    • Surgical Guides: 3D printing is employed to create surgical guides for implant placement, ensuring precise and accurate positioning during surgery.
    • Orthodontic Appliances: Customized orthodontic devices, such as clear aligners, can be produced through 3D printing.
  2. Materials:
    • Resin: Dental 3D printers often use biocompatible resins suitable for dental applications. These resins can be tooth-colored and are designed to meet the safety and regulatory standards for intraoral use.
    • Metal: Some dental implants are 3D printed using metal materials, such as titanium, for their strength and biocompatibility.
  3. Digital Imaging:
    • Dental 3D printing often starts with digital imaging, such as intraoral scans or CBCT (Cone Beam Computed Tomography) scans, to capture detailed information about a patient’s oral anatomy.
  4. CAD Software:
    • Computer-aided design (CAD) software is used to design dental restorations or appliances. Dental CAD software allows for precise customization based on individual patient needs.
  5. 3D Printing Technologies:
    • Stereolithography (SLA) and Digital Light Processing (DLP): These resin-based technologies are commonly used for producing detailed dental models and prosthetics.
    • Selective Laser Sintering (SLS): This powder-based technology is suitable for producing dental bridges and other prosthetics using materials like nylon.
    • Fused Deposition Modeling (FDM): Although less common, FDM technology can be used with certain biocompatible filaments for applications like surgical guides.
  6. Post-Processing:
    • After printing, dental objects may undergo post-processing steps such as cleaning, curing, and, in the case of metal components, additional finishing processes.
  7. Regulatory Compliance:
    • Compliance with dental and medical regulations is crucial.

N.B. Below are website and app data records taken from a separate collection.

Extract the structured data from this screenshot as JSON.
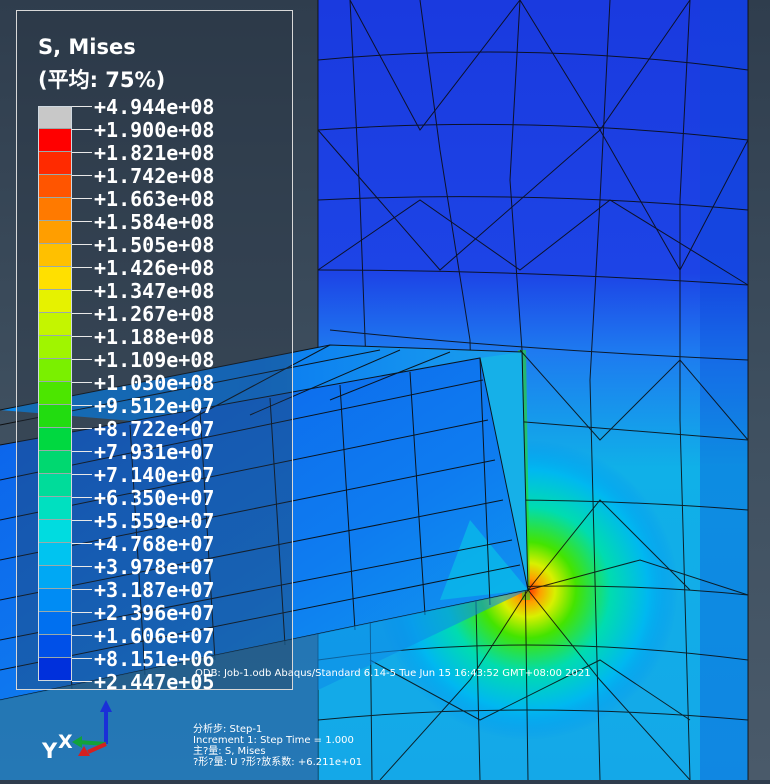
{
  "legend": {
    "title": "S, Mises",
    "subtitle": "(平均: 75%)",
    "entries": [
      {
        "label": "+4.944e+08",
        "color": "#c8c8c8"
      },
      {
        "label": "+1.900e+08",
        "color": "#ff0000"
      },
      {
        "label": "+1.821e+08",
        "color": "#ff2a00"
      },
      {
        "label": "+1.742e+08",
        "color": "#ff5500"
      },
      {
        "label": "+1.663e+08",
        "color": "#ff7a00"
      },
      {
        "label": "+1.584e+08",
        "color": "#ff9e00"
      },
      {
        "label": "+1.505e+08",
        "color": "#ffc000"
      },
      {
        "label": "+1.426e+08",
        "color": "#ffe000"
      },
      {
        "label": "+1.347e+08",
        "color": "#e6f200"
      },
      {
        "label": "+1.267e+08",
        "color": "#c4f500"
      },
      {
        "label": "+1.188e+08",
        "color": "#a0f500"
      },
      {
        "label": "+1.109e+08",
        "color": "#7af000"
      },
      {
        "label": "+1.030e+08",
        "color": "#4ce600"
      },
      {
        "label": "+9.512e+07",
        "color": "#22dc10"
      },
      {
        "label": "+8.722e+07",
        "color": "#00d840"
      },
      {
        "label": "+7.931e+07",
        "color": "#00d870"
      },
      {
        "label": "+7.140e+07",
        "color": "#00dc9a"
      },
      {
        "label": "+6.350e+07",
        "color": "#00e0c0"
      },
      {
        "label": "+5.559e+07",
        "color": "#00dce0"
      },
      {
        "label": "+4.768e+07",
        "color": "#00c4f0"
      },
      {
        "label": "+3.978e+07",
        "color": "#00a8f4"
      },
      {
        "label": "+3.187e+07",
        "color": "#008cf4"
      },
      {
        "label": "+2.396e+07",
        "color": "#0070f0"
      },
      {
        "label": "+1.606e+07",
        "color": "#0050e8"
      },
      {
        "label": "+8.151e+06",
        "color": "#0030dc"
      },
      {
        "label": "+2.447e+05",
        "color": null
      }
    ]
  },
  "info": {
    "odb_line": "ODB: Job-1.odb    Abaqus/Standard 6.14-5    Tue Jun 15 16:43:52 GMT+08:00 2021",
    "step": "分析步: Step-1",
    "increment": "Increment     1: Step Time =    1.000",
    "primary_var": "主?量: S, Mises",
    "deformed": "?形?量: U   ?形?放系数: +6.211e+01"
  },
  "triad": {
    "y_label": "Y",
    "x_label": "X"
  },
  "colors": {
    "background_top": "#2f3d4d",
    "mesh_line": "#0a0a0a",
    "deep_blue": "#1733d8",
    "hot_spot": "#ff3300"
  }
}
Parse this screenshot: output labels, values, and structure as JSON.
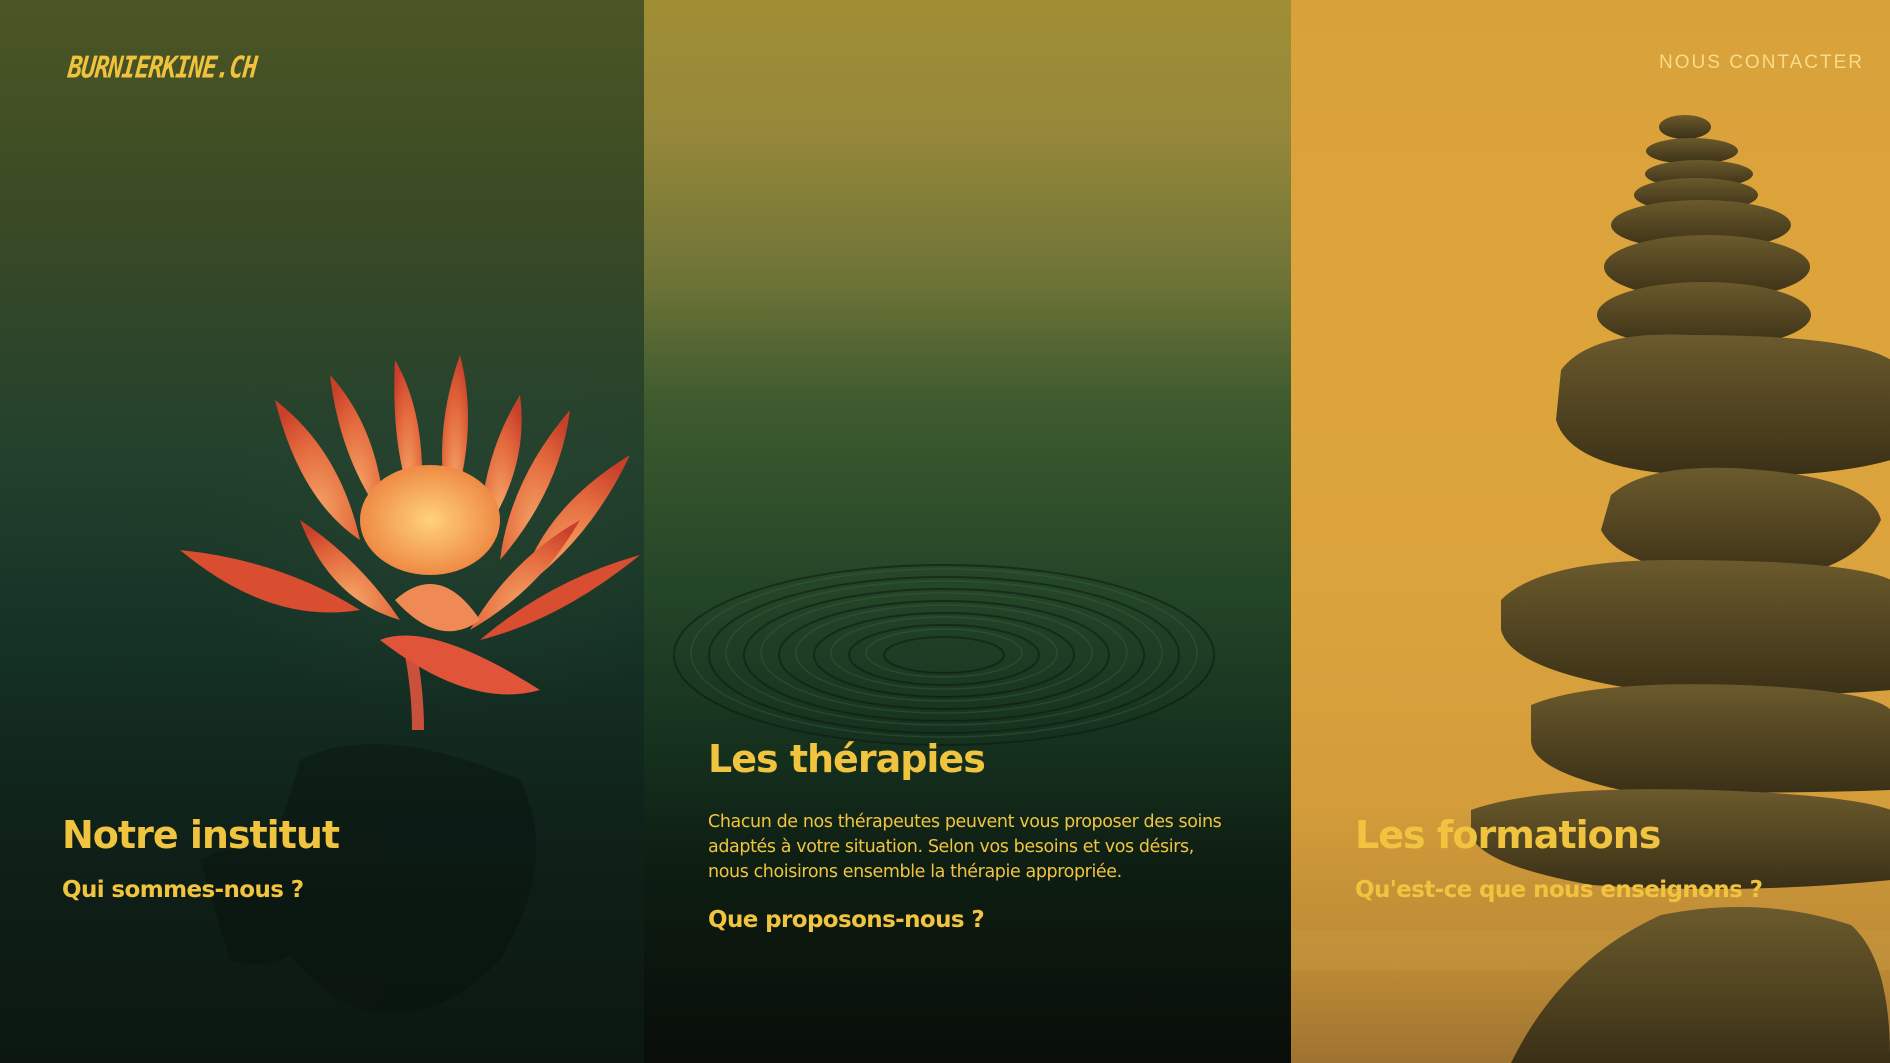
{
  "header": {
    "logo": "BURNIERKINE.CH",
    "contact": "NOUS CONTACTER"
  },
  "panels": [
    {
      "title": "Notre institut",
      "link": "Qui sommes-nous ?"
    },
    {
      "title": "Les thérapies",
      "description": "Chacun de nos thérapeutes peuvent vous proposer des soins adaptés à votre situation. Selon vos besoins et vos désirs, nous choisirons ensemble la thérapie appropriée.",
      "link": "Que proposons-nous ?"
    },
    {
      "title": "Les formations",
      "link": "Qu'est-ce que nous enseignons ?"
    }
  ],
  "colors": {
    "accent": "#f1c43f",
    "contact_text": "#f7dc8a",
    "panel_green": "#163326",
    "panel_olive": "#96883a",
    "panel_amber": "#dba33d"
  }
}
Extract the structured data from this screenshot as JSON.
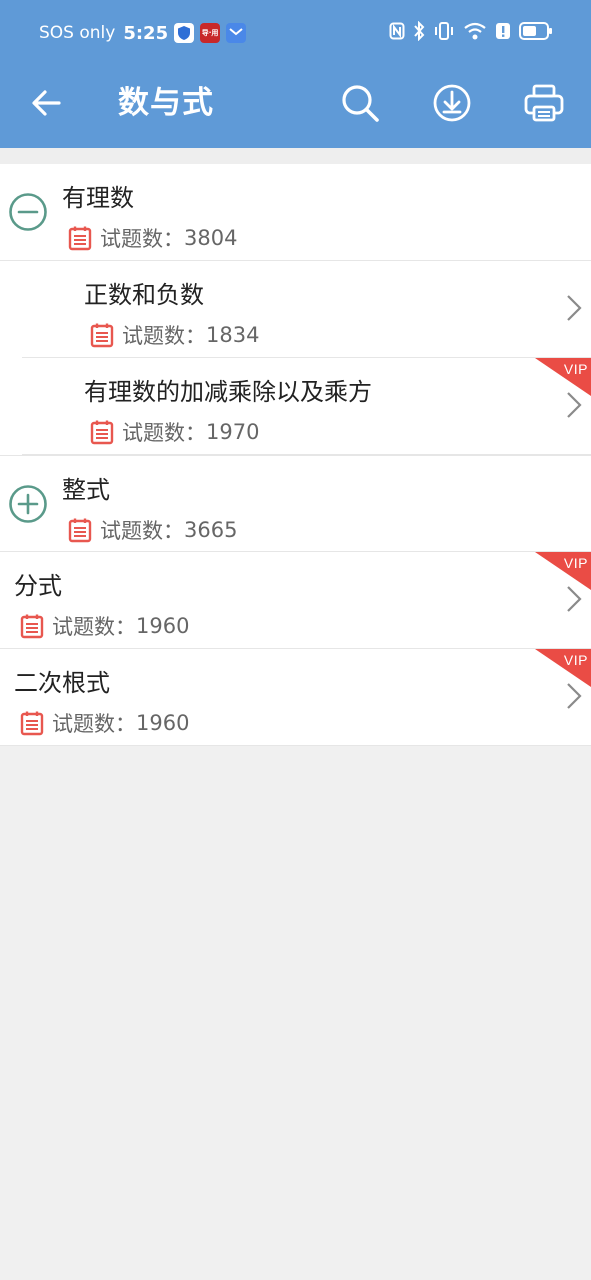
{
  "status": {
    "carrier": "SOS only",
    "time": "5:25",
    "badge_text": "导·用"
  },
  "header": {
    "title": "数与式",
    "bg_color": "#5f9ad7"
  },
  "list": {
    "count_prefix": "试题数：",
    "vip_label": "VIP",
    "items": [
      {
        "title": "有理数",
        "count": "3804",
        "level": 0,
        "state": "expanded",
        "vip": false,
        "chevron": false
      },
      {
        "title": "正数和负数",
        "count": "1834",
        "level": 1,
        "state": "leaf",
        "vip": false,
        "chevron": true
      },
      {
        "title": "有理数的加减乘除以及乘方",
        "count": "1970",
        "level": 1,
        "state": "leaf",
        "vip": true,
        "chevron": true
      },
      {
        "title": "整式",
        "count": "3665",
        "level": 0,
        "state": "collapsed",
        "vip": false,
        "chevron": false
      },
      {
        "title": "分式",
        "count": "1960",
        "level": 0,
        "state": "leaf",
        "vip": true,
        "chevron": true
      },
      {
        "title": "二次根式",
        "count": "1960",
        "level": 0,
        "state": "leaf",
        "vip": true,
        "chevron": true
      }
    ]
  },
  "colors": {
    "accent_red": "#e8574f",
    "toggle_green": "#5a9a8a",
    "vip_red": "#ea4c45"
  }
}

Dental laboratories and practitioners must adhere to standards to ensure the safety and efficacy of 3D-printed dental products.
  8. Customization and Patient-Specific Solutions:
    • One of the significant advantages of dental 3D printing is the ability to create highly customized solutions tailored to individual patient needs, leading to improved treatment outcomes.

Dental 3D printing continues to advance, offering more efficient and cost-effective solutions for various dental applications.



3D Printed Hip Joint (Medical Purpose)

Three-dimensional(3D) printing offers significant potential as an efficient fabrication technique on human organs as it is capable of biomimicking the Complex designs found in nature. The determining factors for hip replacement and the different fabrication techniques such as direct 3D printing, Fused Deposition Modelling (FDM), Selective Laser Sintering (SLS) and stereolithography (SLA) for hip replacement. We can make all different kind of hip joints, and its 3D printing in our facilities.

Creating a 3D model of a hip joint for 3D printing can be a complex task, and it generally involves a combination of medical imaging, computer-aided design (CAD) software, and knowledge of anatomy. Here’s a general outline of the steps involved:

  1. Obtain Medical Imaging Data:
    • Obtain medical imaging data such as CT (Computed Tomography) or MRI (Magnetic Resonance Imaging) scans of the hip joint. These scans provide detailed information about the anatomy and structure.
  2. DICOM to STL Conversion:
    • Convert the medical imaging data (usually in DICOM format) to STL (Stereolithography) format, which is commonly used in 3D printing. There are various software tools available for this purpose.
  3. Segmentation:
    • Use specialized software to segment the STL file, separating the hip joint from the surrounding tissues. This step involves identifying and isolating the specific structures of interest.
  4. CAD Modeling:
    • Import the segmented data into a CAD software, where you can further refine the model. CAD tools allow you to smooth surfaces, correct errors, and make adjustments for 3D printing considerations.
  5. Support Structures:
    • If needed, add support structures to the model. Support structures are temporary structures that help prevent overhangs and ensure the successful printing of complex geometries.
  6. Export the Model:
    • Export the finalized 3D model in a format suitable for your 3D printer. Common formats include STL or OBJ.
  7. 3D Printing:
    • Load the exported file into your 3D printer’s slicing software. Adjust printing parameters such as layer height, infill density, and print speed based on the specific requirements of your printer and the desired quality of the print.
  8. Post-Processing:
    • Once the 3D print is complete, remove any support structures and perform post-processing as needed. This may include sanding, painting, or other finishing techniques.

It’s important to note that creating accurate anatomical models for medical or educational purposes should be done with attention to detail and accuracy.